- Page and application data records
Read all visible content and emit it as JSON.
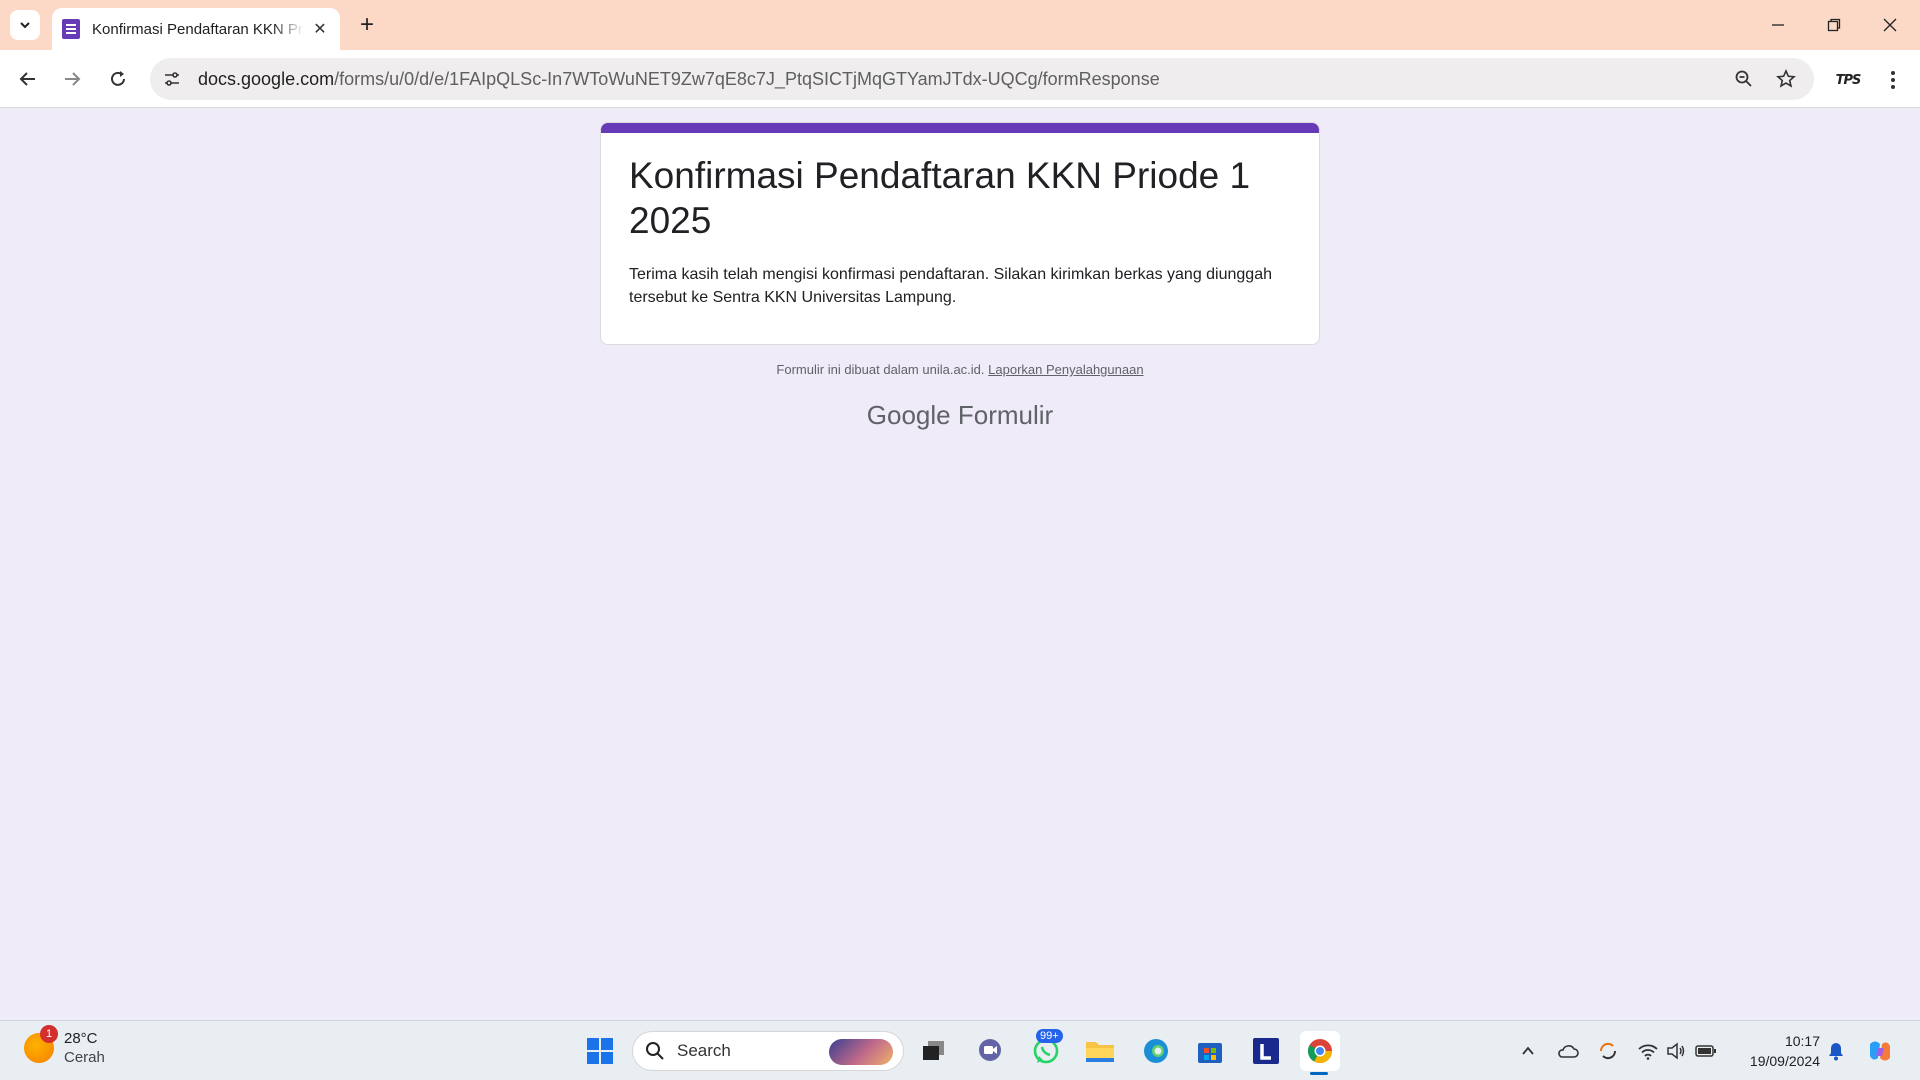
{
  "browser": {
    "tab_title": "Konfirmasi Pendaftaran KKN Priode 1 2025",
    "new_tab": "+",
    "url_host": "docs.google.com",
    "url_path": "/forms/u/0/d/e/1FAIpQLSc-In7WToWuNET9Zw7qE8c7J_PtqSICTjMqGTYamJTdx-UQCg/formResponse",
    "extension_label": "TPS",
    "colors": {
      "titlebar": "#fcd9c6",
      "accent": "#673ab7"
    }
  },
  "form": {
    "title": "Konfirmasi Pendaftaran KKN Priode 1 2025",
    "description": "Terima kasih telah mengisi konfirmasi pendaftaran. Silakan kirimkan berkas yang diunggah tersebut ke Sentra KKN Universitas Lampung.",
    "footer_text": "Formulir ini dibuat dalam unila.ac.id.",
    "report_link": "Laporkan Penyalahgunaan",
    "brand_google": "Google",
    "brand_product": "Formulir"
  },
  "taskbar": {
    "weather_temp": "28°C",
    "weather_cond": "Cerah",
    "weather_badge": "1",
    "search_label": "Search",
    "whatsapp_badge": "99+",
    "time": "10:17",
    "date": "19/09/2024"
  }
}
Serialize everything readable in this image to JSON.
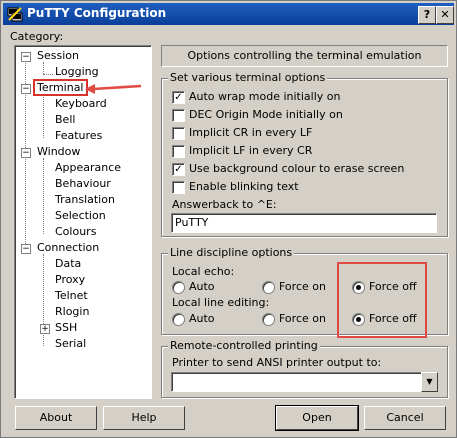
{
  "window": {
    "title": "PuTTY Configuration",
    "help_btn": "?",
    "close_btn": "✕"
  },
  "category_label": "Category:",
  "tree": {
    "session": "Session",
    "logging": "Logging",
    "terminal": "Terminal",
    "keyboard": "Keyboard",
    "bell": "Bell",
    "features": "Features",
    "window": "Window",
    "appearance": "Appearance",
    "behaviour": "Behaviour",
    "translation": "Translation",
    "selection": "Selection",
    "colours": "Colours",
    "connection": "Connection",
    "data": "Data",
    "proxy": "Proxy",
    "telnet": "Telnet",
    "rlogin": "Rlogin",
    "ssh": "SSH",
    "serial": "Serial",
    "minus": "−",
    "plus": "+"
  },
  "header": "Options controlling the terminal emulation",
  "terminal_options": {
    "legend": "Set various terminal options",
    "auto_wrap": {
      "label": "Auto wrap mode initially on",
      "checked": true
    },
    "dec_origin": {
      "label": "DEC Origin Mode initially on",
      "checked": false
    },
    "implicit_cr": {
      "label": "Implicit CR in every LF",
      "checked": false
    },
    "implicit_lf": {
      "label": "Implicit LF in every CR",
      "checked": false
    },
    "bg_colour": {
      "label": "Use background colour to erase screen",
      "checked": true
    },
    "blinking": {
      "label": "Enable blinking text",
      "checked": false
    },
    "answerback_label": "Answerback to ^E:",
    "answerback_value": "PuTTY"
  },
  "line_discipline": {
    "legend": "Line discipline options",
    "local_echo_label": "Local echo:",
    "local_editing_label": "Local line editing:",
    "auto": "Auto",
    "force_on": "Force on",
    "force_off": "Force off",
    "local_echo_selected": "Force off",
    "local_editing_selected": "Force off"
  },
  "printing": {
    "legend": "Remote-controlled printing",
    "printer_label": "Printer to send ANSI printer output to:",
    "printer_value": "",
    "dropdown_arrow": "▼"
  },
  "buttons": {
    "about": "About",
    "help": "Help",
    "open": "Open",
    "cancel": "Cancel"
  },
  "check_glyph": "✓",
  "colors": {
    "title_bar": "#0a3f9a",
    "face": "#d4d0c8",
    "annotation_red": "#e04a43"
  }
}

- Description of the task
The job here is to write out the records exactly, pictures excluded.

- Result of this exercise
Read all visible content and emit it as JSON.
{
  "browser": {
    "tab_title": "Konfirmasi Pendaftaran KKN Priode 1 2025",
    "new_tab": "+",
    "url_host": "docs.google.com",
    "url_path": "/forms/u/0/d/e/1FAIpQLSc-In7WToWuNET9Zw7qE8c7J_PtqSICTjMqGTYamJTdx-UQCg/formResponse",
    "extension_label": "TPS",
    "colors": {
      "titlebar": "#fcd9c6",
      "accent": "#673ab7"
    }
  },
  "form": {
    "title": "Konfirmasi Pendaftaran KKN Priode 1 2025",
    "description": "Terima kasih telah mengisi konfirmasi pendaftaran. Silakan kirimkan berkas yang diunggah tersebut ke Sentra KKN Universitas Lampung.",
    "footer_text": "Formulir ini dibuat dalam unila.ac.id.",
    "report_link": "Laporkan Penyalahgunaan",
    "brand_google": "Google",
    "brand_product": "Formulir"
  },
  "taskbar": {
    "weather_temp": "28°C",
    "weather_cond": "Cerah",
    "weather_badge": "1",
    "search_label": "Search",
    "whatsapp_badge": "99+",
    "time": "10:17",
    "date": "19/09/2024"
  }
}
Serialize everything readable in this image to JSON.
{
  "window": {
    "title": "PuTTY Configuration",
    "help_btn": "?",
    "close_btn": "✕"
  },
  "category_label": "Category:",
  "tree": {
    "session": "Session",
    "logging": "Logging",
    "terminal": "Terminal",
    "keyboard": "Keyboard",
    "bell": "Bell",
    "features": "Features",
    "window": "Window",
    "appearance": "Appearance",
    "behaviour": "Behaviour",
    "translation": "Translation",
    "selection": "Selection",
    "colours": "Colours",
    "connection": "Connection",
    "data": "Data",
    "proxy": "Proxy",
    "telnet": "Telnet",
    "rlogin": "Rlogin",
    "ssh": "SSH",
    "serial": "Serial",
    "minus": "−",
    "plus": "+"
  },
  "header": "Options controlling the terminal emulation",
  "terminal_options": {
    "legend": "Set various terminal options",
    "auto_wrap": {
      "label": "Auto wrap mode initially on",
      "checked": true
    },
    "dec_origin": {
      "label": "DEC Origin Mode initially on",
      "checked": false
    },
    "implicit_cr": {
      "label": "Implicit CR in every LF",
      "checked": false
    },
    "implicit_lf": {
      "label": "Implicit LF in every CR",
      "checked": false
    },
    "bg_colour": {
      "label": "Use background colour to erase screen",
      "checked": true
    },
    "blinking": {
      "label": "Enable blinking text",
      "checked": false
    },
    "answerback_label": "Answerback to ^E:",
    "answerback_value": "PuTTY"
  },
  "line_discipline": {
    "legend": "Line discipline options",
    "local_echo_label": "Local echo:",
    "local_editing_label": "Local line editing:",
    "auto": "Auto",
    "force_on": "Force on",
    "force_off": "Force off",
    "local_echo_selected": "Force off",
    "local_editing_selected": "Force off"
  },
  "printing": {
    "legend": "Remote-controlled printing",
    "printer_label": "Printer to send ANSI printer output to:",
    "printer_value": "",
    "dropdown_arrow": "▼"
  },
  "buttons": {
    "about": "About",
    "help": "Help",
    "open": "Open",
    "cancel": "Cancel"
  },
  "check_glyph": "✓",
  "colors": {
    "title_bar": "#0a3f9a",
    "face": "#d4d0c8",
    "annotation_red": "#e04a43"
  }
}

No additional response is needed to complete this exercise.